Ugh! Since 2008 the phrase has become both cliché and more applicable than ever in so many areas of finance and life, and college tuition and financing seem to experience a new-new normal every year. It is now very normal for most high school seniors and their families to come face to face with some very difficult choices, and some very long-term financial consequences.
The average annual tuition expense is $23,000 in-state; $36,000 out-of-state; $45,000 -$55,000 private.
The average debt of a four-year college grad is $30,000.
*The list of not-so-fun facts is actually quite a bit longer. However we decided for the purposes of this blog to focus on a few strategies for those with time on their side to plan for their children’s education.
With that in mind, here are some plans and options for you to prepare ahead of time for the cost of college and keep debt at a minimum.
College Savings Plans & Differentiations
1. 529 Savings Plans
Setup & Funding
A 529 Plan may be setup by the owner for a beneficiary of any age, for any school that is an accredited post-secondary institution.
The owner of the plan maintains control of the assets and determines when withdrawals are made.
Contributions are made after-tax (non-deductible) and withdrawals used for qualified education expenses are typically tax-free at both the federal and state levels.
Contributions are considered a gift to the beneficiary and are therefore subject to the current IRA annual gift tax limits. While there may opportunities to “front-load” or “super fund” these plans with up to five years of contributions made all at once, it is very important to check individual state restrictions.
Important – 529 Plans are state specific and some states may allow a deduction for contributions and while others may allow tax withdrawals.

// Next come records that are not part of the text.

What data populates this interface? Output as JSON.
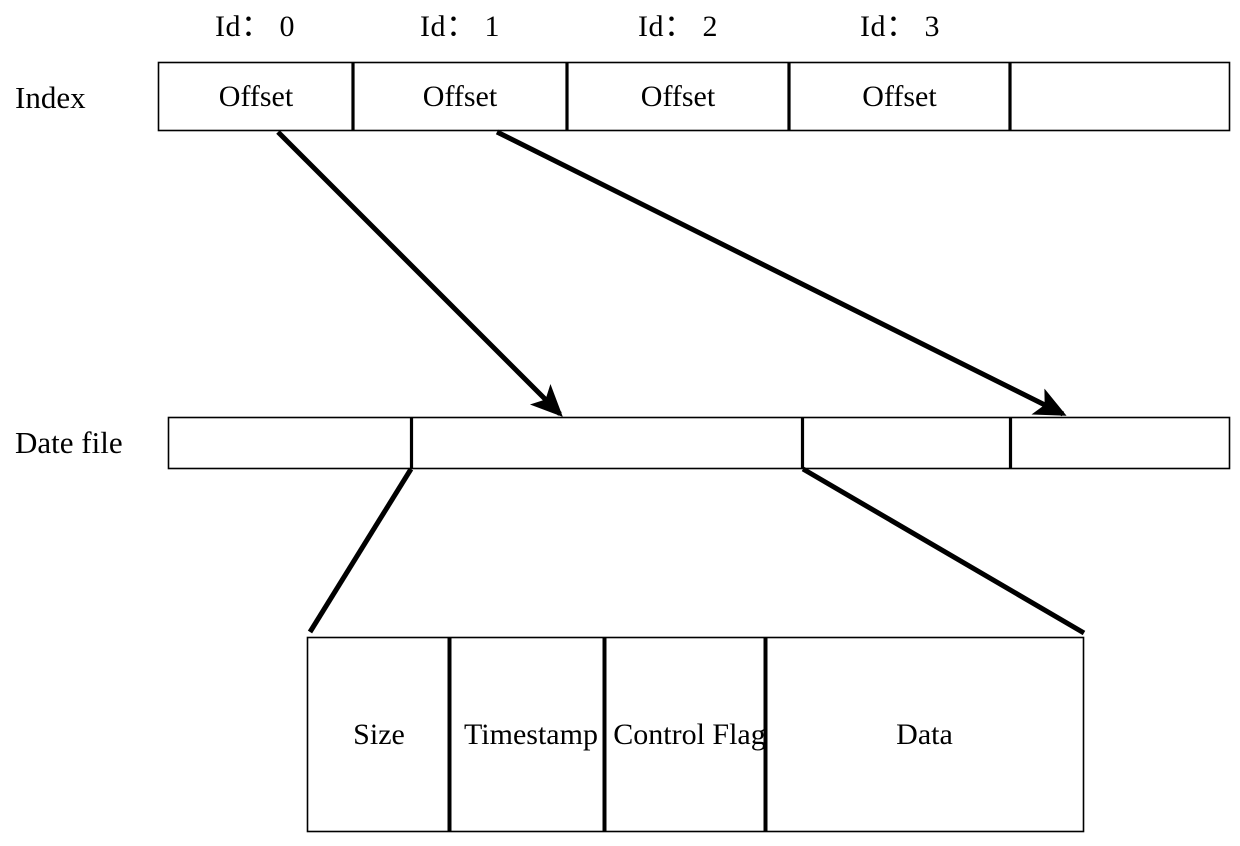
{
  "figure": {
    "type": "diagram",
    "subject": "Index and data file record layout",
    "stroke_color": "#000000",
    "background_color": "#ffffff"
  },
  "index_row": {
    "label": "Index",
    "id_headers": [
      {
        "text": "Id： 0"
      },
      {
        "text": "Id： 1"
      },
      {
        "text": "Id： 2"
      },
      {
        "text": "Id： 3"
      }
    ],
    "cells": [
      {
        "text": "Offset"
      },
      {
        "text": "Offset"
      },
      {
        "text": "Offset"
      },
      {
        "text": "Offset"
      },
      {
        "text": ""
      }
    ]
  },
  "data_row": {
    "label": "Date file",
    "cells": [
      {
        "text": ""
      },
      {
        "text": ""
      },
      {
        "text": ""
      },
      {
        "text": ""
      }
    ]
  },
  "record": {
    "fields": [
      {
        "text": "Size"
      },
      {
        "text": "Timestamp"
      },
      {
        "text": "Control Flag"
      },
      {
        "text": "Data"
      }
    ]
  },
  "connectors": {
    "offset_arrows": [
      {
        "name": "offset-0-arrow",
        "from": "Index cell 0",
        "to": "Data file segment 2 start"
      },
      {
        "name": "offset-1-arrow",
        "from": "Index cell 1",
        "to": "Data file segment 4 start"
      }
    ],
    "expand_lines": [
      {
        "name": "record-expand-left",
        "from": "Data file divider 1",
        "to": "Record box left edge"
      },
      {
        "name": "record-expand-right",
        "from": "Data file divider 2",
        "to": "Record box right edge"
      }
    ]
  }
}
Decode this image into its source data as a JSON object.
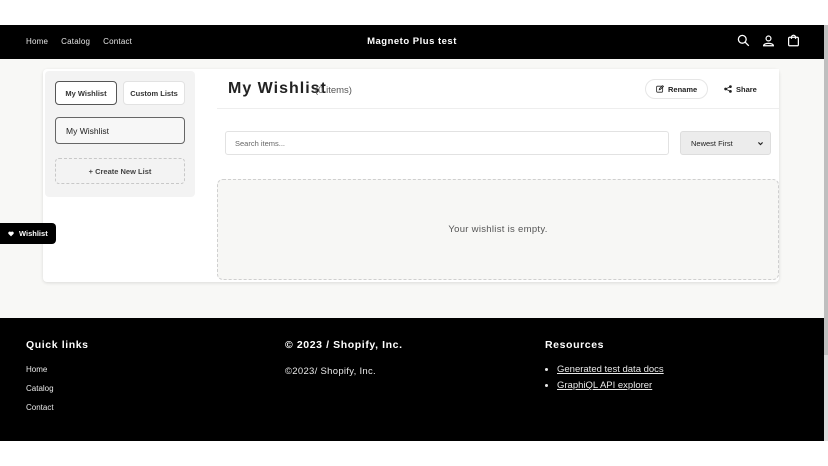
{
  "header": {
    "nav": [
      "Home",
      "Catalog",
      "Contact"
    ],
    "brand": "Magneto Plus test",
    "icons": [
      "search-icon",
      "account-icon",
      "cart-icon"
    ]
  },
  "sidebar": {
    "tabs": [
      {
        "label": "My Wishlist",
        "active": true
      },
      {
        "label": "Custom Lists",
        "active": false
      }
    ],
    "lists": [
      "My Wishlist"
    ],
    "create_label": "+ Create New List"
  },
  "wishlist": {
    "title": "My Wishlist",
    "count": "(0 items)",
    "rename_label": "Rename",
    "share_label": "Share",
    "search_placeholder": "Search items...",
    "sort_value": "Newest First",
    "empty_message": "Your wishlist is empty."
  },
  "floating": {
    "label": "Wishlist"
  },
  "footer": {
    "quick_links_title": "Quick links",
    "quick_links": [
      "Home",
      "Catalog",
      "Contact"
    ],
    "copyright_title": "© 2023 / Shopify, Inc.",
    "copyright_text": "©2023/ Shopify, Inc.",
    "resources_title": "Resources",
    "resources": [
      "Generated test data docs",
      "GraphiQL API explorer"
    ]
  },
  "colors": {
    "header_bg": "#000000",
    "footer_bg": "#000000",
    "page_bg": "#f8f8f6"
  }
}
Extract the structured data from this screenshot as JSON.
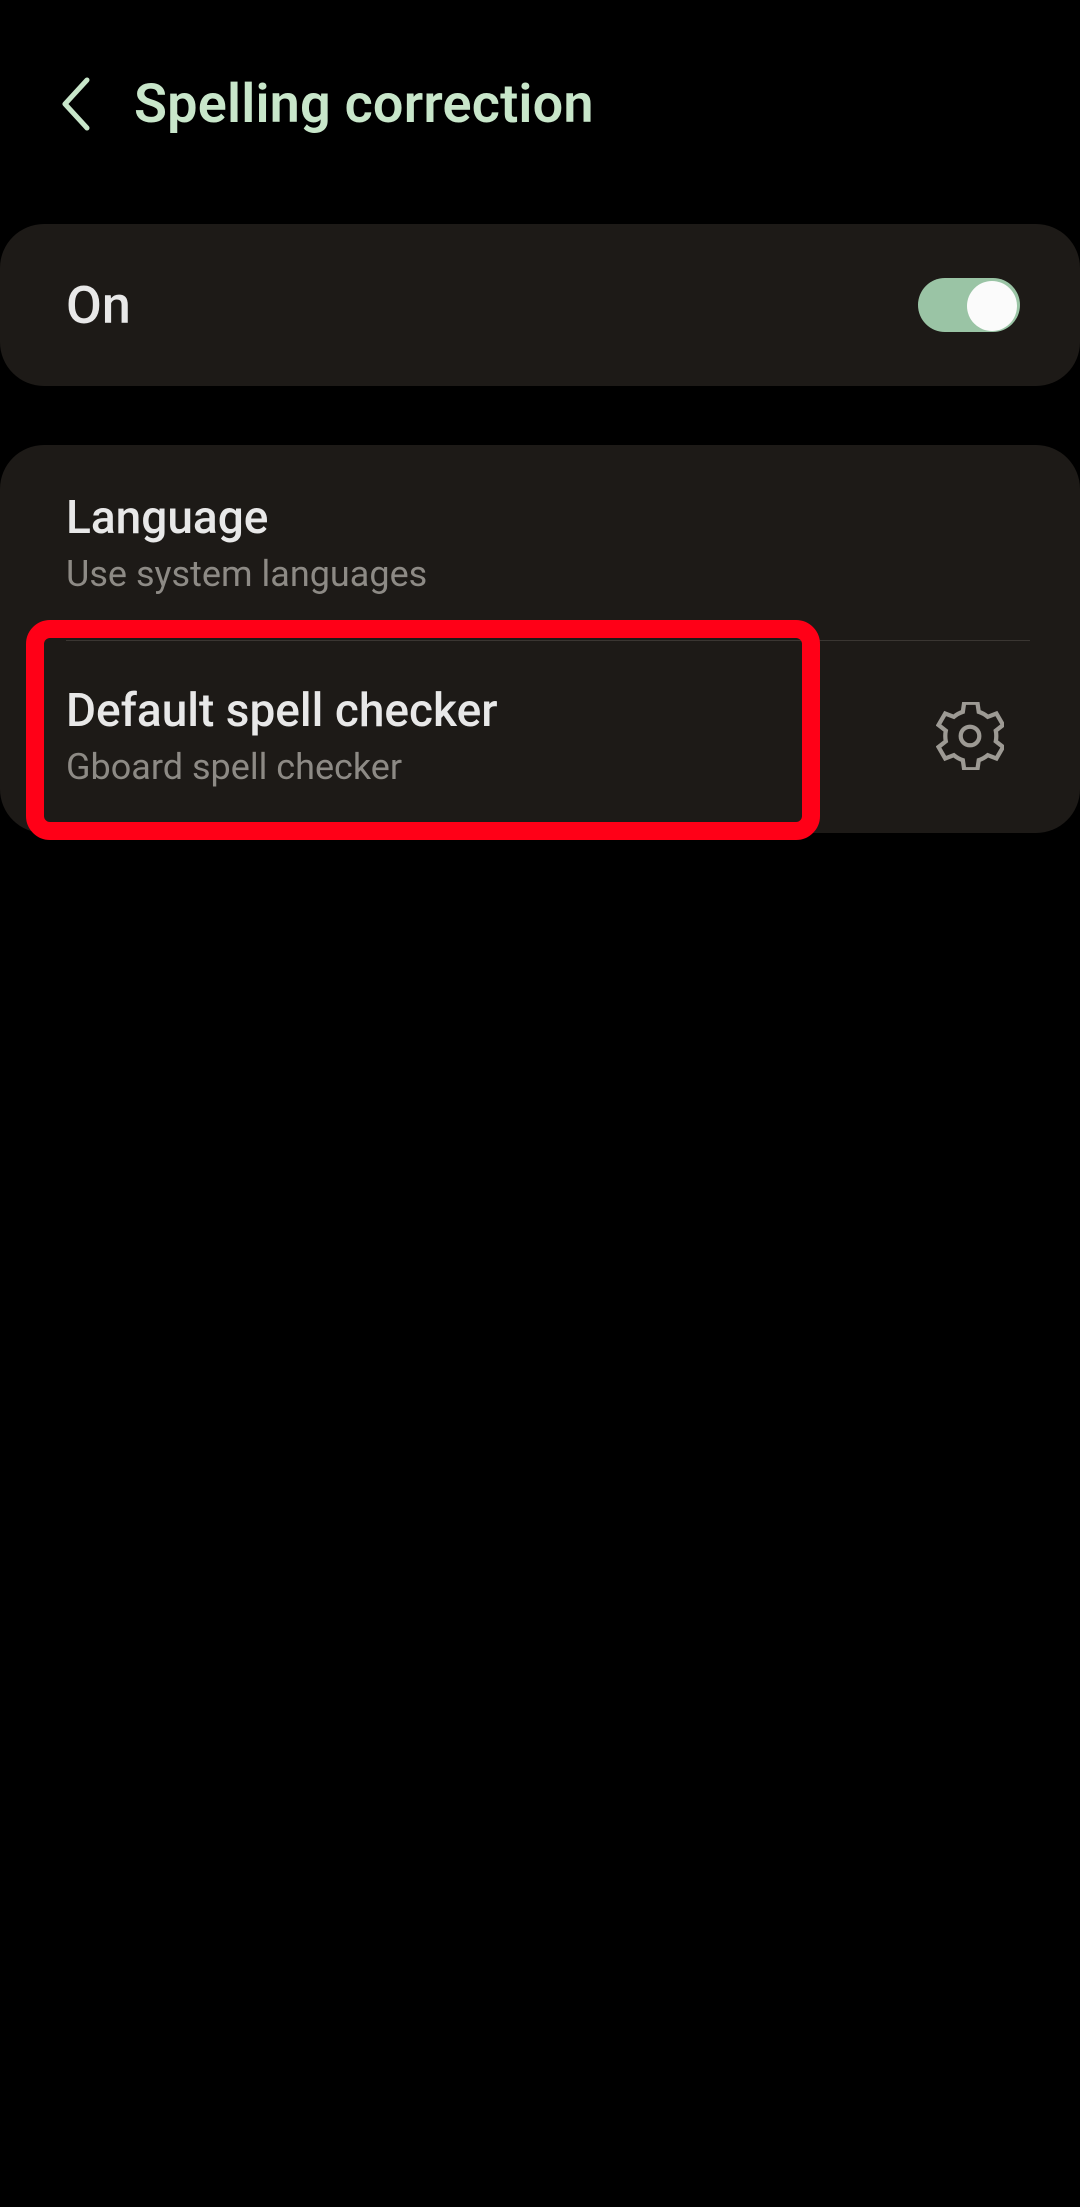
{
  "header": {
    "title": "Spelling correction"
  },
  "toggle": {
    "label": "On",
    "state": "on"
  },
  "language": {
    "title": "Language",
    "subtitle": "Use system languages"
  },
  "default_checker": {
    "title": "Default spell checker",
    "subtitle": "Gboard spell checker"
  }
}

Use & Distribution
Qualified expenses include: Tuition, room and board, and books. Any non-qualified expenses are subject to a 10% penalty plus ordinary income tax.
529 Plans may be assigned to a second beneficiary (blood relative).
2. Coverdell Education Savings (CESA)
Setup & Funding
A CESA may be setup by the owner for a beneficiary and used for primary, secondary, or higher education expenses.
The owner of plan maintains control of the assets until the beneficiary reaches adulthood (the “age of majority”).
Funding CESAs are limited to a few thousand dollars per year and typically have income limits for the donors.
Use & Distribution
Qualified expenses include: Tuition, room and board, books. Any non-qualified expenses are subject to a 10% penalty plus ordinary income tax.
3. UTMAs (Uniform Transfer to Minors Act)
It is important to carefully consider establishing a UTMA as student’s assets are assessed in most aid formulas at 20% or 25% a year as opposed to a 529 Plan or Coverdell which will likely only reduce your eligibility for need-based aid by a maximum of 5.64%. Therefore, unless you are very sure your family and student will be ineligible for financial aid the UTMA may be more of a liability.
529 Plans – Some things to know
Savings in a 529 plan may be used for almost any post-secondary education.
While there may be advantages to opening a 529 plan in your state, you have the option to shop around. You may find plans with lower fees, or more investment options in another state. And, you can spend the funds withdrawn from the plan almost anywhere, including some international institutions.
I welcome your comments and questions about college costs and savings strategies below, or privately by way of email. And if you’d like help planning for your dependent’s education, please let us know.